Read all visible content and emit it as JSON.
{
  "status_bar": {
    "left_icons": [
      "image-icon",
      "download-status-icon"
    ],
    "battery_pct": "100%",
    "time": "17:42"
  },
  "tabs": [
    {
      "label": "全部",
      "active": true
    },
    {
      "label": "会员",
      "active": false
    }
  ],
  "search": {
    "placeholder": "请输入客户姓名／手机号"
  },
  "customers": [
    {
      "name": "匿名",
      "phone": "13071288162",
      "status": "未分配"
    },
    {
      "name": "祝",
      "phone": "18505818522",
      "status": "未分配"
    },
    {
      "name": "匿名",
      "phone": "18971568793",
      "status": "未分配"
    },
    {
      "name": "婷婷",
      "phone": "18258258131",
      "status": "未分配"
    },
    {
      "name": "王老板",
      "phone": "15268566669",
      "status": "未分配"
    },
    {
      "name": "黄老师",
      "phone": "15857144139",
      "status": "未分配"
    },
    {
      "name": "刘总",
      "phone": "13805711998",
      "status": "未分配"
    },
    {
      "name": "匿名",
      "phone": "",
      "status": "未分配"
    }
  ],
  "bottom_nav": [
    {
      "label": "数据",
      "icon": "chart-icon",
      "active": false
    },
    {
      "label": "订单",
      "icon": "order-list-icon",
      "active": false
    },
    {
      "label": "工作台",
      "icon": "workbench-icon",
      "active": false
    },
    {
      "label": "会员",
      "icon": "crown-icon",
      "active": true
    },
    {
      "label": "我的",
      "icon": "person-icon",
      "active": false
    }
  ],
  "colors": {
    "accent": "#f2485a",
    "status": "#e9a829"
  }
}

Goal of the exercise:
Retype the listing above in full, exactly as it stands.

Worked solution:
Read all visible content and emit it as JSON.
{
  "status_bar": {
    "left_icons": [
      "image-icon",
      "download-status-icon"
    ],
    "battery_pct": "100%",
    "time": "17:42"
  },
  "tabs": [
    {
      "label": "全部",
      "active": true
    },
    {
      "label": "会员",
      "active": false
    }
  ],
  "search": {
    "placeholder": "请输入客户姓名／手机号"
  },
  "customers": [
    {
      "name": "匿名",
      "phone": "13071288162",
      "status": "未分配"
    },
    {
      "name": "祝",
      "phone": "18505818522",
      "status": "未分配"
    },
    {
      "name": "匿名",
      "phone": "18971568793",
      "status": "未分配"
    },
    {
      "name": "婷婷",
      "phone": "18258258131",
      "status": "未分配"
    },
    {
      "name": "王老板",
      "phone": "15268566669",
      "status": "未分配"
    },
    {
      "name": "黄老师",
      "phone": "15857144139",
      "status": "未分配"
    },
    {
      "name": "刘总",
      "phone": "13805711998",
      "status": "未分配"
    },
    {
      "name": "匿名",
      "phone": "",
      "status": "未分配"
    }
  ],
  "bottom_nav": [
    {
      "label": "数据",
      "icon": "chart-icon",
      "active": false
    },
    {
      "label": "订单",
      "icon": "order-list-icon",
      "active": false
    },
    {
      "label": "工作台",
      "icon": "workbench-icon",
      "active": false
    },
    {
      "label": "会员",
      "icon": "crown-icon",
      "active": true
    },
    {
      "label": "我的",
      "icon": "person-icon",
      "active": false
    }
  ],
  "colors": {
    "accent": "#f2485a",
    "status": "#e9a829"
  }
}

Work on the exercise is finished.